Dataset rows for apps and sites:
···
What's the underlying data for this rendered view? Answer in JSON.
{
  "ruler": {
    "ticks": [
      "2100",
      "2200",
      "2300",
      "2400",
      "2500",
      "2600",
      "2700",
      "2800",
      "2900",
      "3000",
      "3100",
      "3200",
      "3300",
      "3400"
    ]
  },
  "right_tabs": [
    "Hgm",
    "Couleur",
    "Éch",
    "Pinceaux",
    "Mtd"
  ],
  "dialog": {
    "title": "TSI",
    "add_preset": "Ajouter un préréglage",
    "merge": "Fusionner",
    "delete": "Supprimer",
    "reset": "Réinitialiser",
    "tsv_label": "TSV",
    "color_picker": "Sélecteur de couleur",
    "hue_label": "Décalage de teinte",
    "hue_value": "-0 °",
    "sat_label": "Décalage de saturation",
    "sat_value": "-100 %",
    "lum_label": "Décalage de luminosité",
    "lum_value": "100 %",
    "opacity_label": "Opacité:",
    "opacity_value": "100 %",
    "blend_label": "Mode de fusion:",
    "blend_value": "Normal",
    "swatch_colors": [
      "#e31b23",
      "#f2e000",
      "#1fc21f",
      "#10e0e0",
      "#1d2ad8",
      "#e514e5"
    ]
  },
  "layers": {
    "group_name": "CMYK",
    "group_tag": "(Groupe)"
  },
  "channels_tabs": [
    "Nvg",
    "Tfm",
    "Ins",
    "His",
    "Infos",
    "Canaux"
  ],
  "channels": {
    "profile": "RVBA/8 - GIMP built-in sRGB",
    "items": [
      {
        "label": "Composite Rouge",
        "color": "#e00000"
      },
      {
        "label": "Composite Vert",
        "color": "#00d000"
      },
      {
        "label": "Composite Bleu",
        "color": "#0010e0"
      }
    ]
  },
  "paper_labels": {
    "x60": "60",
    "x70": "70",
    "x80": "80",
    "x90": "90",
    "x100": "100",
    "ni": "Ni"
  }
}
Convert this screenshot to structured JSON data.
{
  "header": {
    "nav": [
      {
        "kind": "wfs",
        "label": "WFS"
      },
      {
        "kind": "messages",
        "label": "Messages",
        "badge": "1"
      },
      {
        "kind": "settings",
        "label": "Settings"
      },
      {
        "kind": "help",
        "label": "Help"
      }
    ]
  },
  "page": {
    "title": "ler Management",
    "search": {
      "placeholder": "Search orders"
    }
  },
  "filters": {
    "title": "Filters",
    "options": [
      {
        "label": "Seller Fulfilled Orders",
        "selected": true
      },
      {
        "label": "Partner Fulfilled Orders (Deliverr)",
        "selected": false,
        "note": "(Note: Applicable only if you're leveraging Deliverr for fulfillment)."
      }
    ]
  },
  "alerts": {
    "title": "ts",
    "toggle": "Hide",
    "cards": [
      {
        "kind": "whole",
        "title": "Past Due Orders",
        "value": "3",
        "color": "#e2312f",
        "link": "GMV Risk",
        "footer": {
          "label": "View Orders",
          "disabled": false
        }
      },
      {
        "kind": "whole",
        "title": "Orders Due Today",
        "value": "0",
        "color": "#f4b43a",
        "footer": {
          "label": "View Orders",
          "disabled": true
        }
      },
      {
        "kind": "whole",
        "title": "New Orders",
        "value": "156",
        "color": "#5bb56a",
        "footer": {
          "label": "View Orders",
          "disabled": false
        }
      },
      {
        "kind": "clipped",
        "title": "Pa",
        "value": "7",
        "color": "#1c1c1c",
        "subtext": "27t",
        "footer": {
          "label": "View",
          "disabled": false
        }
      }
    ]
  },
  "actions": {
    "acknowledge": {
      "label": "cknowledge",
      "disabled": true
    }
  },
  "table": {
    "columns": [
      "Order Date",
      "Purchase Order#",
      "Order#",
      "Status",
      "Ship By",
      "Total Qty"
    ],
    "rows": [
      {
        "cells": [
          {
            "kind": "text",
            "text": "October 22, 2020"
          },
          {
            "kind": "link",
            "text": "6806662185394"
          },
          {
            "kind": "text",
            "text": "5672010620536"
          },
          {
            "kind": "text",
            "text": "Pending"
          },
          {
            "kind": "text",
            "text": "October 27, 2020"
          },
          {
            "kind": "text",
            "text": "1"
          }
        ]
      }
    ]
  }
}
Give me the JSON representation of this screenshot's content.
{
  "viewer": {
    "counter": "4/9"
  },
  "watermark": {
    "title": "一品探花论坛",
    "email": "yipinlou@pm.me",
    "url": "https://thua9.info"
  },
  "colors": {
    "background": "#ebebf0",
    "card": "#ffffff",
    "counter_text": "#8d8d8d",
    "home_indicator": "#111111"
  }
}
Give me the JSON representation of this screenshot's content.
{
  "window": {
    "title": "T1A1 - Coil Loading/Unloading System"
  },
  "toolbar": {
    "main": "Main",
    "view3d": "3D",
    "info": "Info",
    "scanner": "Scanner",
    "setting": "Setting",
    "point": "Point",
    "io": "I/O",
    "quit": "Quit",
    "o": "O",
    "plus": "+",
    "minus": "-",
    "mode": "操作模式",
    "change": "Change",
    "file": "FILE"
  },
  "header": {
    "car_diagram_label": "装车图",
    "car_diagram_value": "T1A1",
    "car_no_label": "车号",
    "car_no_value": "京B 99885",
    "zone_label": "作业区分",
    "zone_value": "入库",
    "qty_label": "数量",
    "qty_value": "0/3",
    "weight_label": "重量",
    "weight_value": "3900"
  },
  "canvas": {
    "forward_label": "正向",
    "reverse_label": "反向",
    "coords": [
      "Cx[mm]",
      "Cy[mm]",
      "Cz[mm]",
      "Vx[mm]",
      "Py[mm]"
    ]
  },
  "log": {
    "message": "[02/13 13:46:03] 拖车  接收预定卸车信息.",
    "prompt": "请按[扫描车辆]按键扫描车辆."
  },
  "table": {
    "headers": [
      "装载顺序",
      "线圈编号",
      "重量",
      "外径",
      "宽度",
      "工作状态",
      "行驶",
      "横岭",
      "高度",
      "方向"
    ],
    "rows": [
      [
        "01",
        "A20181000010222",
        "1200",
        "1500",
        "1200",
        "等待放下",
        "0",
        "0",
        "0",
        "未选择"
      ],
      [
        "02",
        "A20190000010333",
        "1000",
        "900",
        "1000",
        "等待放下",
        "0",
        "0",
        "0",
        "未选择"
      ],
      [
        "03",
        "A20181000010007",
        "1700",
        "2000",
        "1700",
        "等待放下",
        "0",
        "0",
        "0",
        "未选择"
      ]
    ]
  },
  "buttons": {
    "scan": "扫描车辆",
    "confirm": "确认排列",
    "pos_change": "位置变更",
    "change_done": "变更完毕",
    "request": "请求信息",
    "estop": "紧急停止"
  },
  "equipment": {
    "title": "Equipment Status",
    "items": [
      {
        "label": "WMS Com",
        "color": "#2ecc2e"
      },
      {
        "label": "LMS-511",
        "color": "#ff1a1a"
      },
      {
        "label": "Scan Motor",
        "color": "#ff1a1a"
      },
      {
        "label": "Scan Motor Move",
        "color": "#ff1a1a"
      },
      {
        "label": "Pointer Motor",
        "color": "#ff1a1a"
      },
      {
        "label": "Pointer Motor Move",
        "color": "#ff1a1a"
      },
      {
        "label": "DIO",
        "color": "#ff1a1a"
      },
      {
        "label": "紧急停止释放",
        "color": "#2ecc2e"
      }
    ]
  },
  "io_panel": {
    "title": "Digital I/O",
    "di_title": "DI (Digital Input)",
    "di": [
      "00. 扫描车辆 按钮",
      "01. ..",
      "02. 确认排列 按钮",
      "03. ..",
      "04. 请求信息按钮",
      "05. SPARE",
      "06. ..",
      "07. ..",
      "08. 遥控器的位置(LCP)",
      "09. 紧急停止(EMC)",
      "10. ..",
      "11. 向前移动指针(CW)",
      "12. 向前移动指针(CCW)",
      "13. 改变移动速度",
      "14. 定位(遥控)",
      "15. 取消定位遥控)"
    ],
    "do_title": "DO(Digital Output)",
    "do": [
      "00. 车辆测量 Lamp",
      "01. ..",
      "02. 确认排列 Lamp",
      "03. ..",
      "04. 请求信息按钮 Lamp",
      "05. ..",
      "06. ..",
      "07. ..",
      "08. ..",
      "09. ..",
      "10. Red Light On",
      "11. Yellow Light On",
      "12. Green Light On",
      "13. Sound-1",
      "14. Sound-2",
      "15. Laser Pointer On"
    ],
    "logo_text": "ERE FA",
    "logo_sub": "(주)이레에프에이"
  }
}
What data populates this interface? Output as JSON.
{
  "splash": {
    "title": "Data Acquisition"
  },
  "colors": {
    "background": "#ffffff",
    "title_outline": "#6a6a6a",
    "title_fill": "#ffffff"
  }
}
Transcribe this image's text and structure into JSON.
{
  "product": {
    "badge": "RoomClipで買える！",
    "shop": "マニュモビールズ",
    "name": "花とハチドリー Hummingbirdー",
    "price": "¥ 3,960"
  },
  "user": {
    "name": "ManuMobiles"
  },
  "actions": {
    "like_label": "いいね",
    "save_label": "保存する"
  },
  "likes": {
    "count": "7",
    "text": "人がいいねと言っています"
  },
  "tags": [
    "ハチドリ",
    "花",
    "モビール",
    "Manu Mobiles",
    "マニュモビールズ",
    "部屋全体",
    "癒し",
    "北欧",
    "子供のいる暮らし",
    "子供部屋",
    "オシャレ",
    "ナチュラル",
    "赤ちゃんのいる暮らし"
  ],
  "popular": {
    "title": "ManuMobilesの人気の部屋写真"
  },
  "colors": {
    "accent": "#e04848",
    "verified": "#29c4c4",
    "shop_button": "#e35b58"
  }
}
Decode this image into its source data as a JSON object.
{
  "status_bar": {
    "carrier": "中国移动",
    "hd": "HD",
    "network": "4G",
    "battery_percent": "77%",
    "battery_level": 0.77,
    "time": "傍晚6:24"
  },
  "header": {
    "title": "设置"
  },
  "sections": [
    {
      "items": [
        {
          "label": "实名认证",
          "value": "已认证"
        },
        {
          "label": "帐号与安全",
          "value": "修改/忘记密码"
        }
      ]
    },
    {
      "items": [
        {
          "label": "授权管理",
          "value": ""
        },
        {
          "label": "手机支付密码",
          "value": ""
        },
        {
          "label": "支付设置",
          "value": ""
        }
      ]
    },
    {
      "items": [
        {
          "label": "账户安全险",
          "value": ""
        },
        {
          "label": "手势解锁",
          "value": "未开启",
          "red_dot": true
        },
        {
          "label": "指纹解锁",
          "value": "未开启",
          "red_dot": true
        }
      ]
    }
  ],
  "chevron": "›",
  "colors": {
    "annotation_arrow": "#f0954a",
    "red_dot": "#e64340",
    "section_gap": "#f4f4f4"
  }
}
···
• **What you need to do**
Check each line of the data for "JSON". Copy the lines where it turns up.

• **Finished exercise**
What's the underlying data for this rendered view? Answer in JSON.
Convert this screenshot to structured JSON data.
Give me the JSON representation of this screenshot's content.
Give me the JSON representation of this screenshot's content.
What data populates this interface? Output as JSON.
Transcribe this image's text and structure into JSON.
Decode this image into its source data as a JSON object.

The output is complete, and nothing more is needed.